Battersea Power Station is a landmark of significant scale, comprising two grand halls (the historic turbine halls); new offices and homes within the existing fabric, several penthouses placed in new structures above the roofline, and its iconic chimneys. Showing incredible attention to detail in its architecture, 1.75 million bricks were ordered from the original brick makers to the restore the building.
The retail offering is houses in the two newly restored turbine halls, which although look identical from the outside, are completely unique in their interior design. Where Turbine Hall A draws on the lavish Art Deco style of the 1930s when the Power Station was built, Turbine Hall B takes on more of an industrial look, reflecting the 1950s when it was completed.
One of the major architectural and engineering feats of the Power Station is its chimneys, most notable on the London skyline. Reconstructing them was an important priority in the restoration process. “The chimneys have been painstakingly dismantled and rebuilt to the precise specification of the original chimneys. By doing this, the chimneys now have the same lifespan as the rest of the restored building,” it was stated in release from Battersea Power Station.
At its peak, Battersea Power Station produced a fifth of London’s electricity, all powered from its two Control Rooms. Now these important spaces have been given new lease of life: Control Room A is set to become an events space, and Control Room B has been transformed into an all-day bar, which gives visitors the chance to get up-close to the original dials and controls
Structural engineer: Buro Happold
M&E: Chapman BDSP
Construction manager: MACE
Lighting: Spiers & Major
Apartment interiors: Michaelis Boyd
Project manager: Turner & Townsend
Landscaping: LDA Design; Roof gardens: Andy Sturgeon
Conservation consultant: Purcell

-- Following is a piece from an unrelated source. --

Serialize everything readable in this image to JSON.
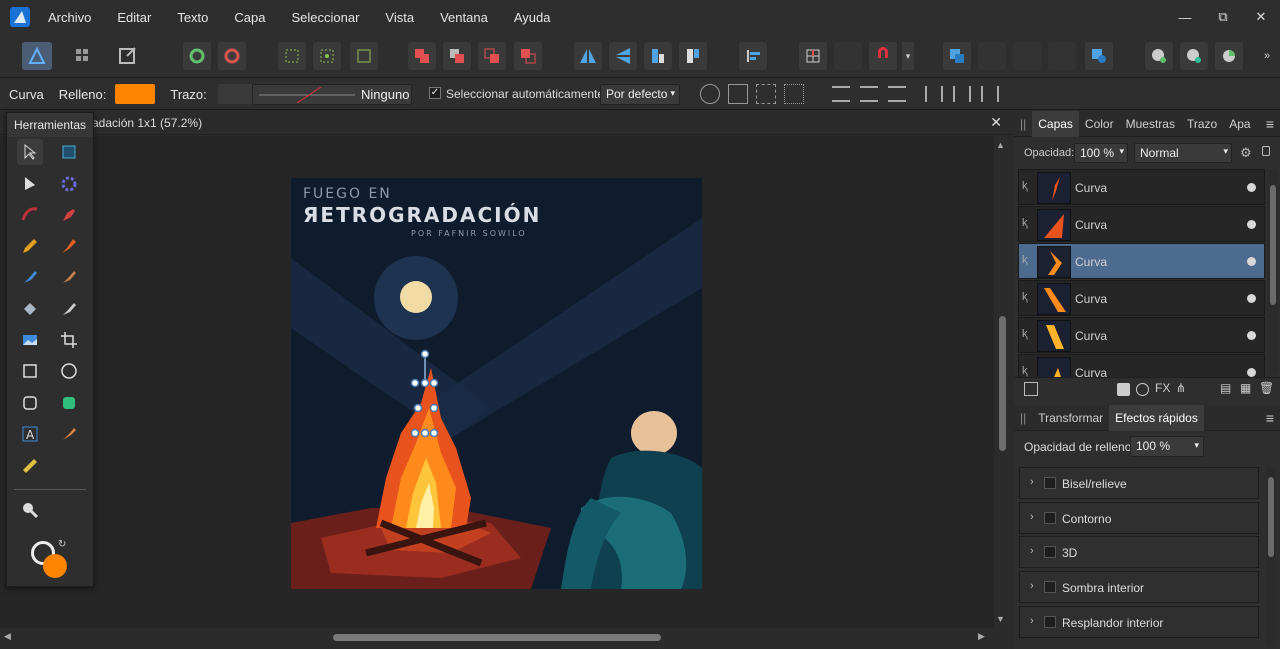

Discover more about the official reopening of Battersea Power Station, and discover more outstanding architecture by WilkinsonEyre including the firm’s low-carbon retrofit of London Southbank University.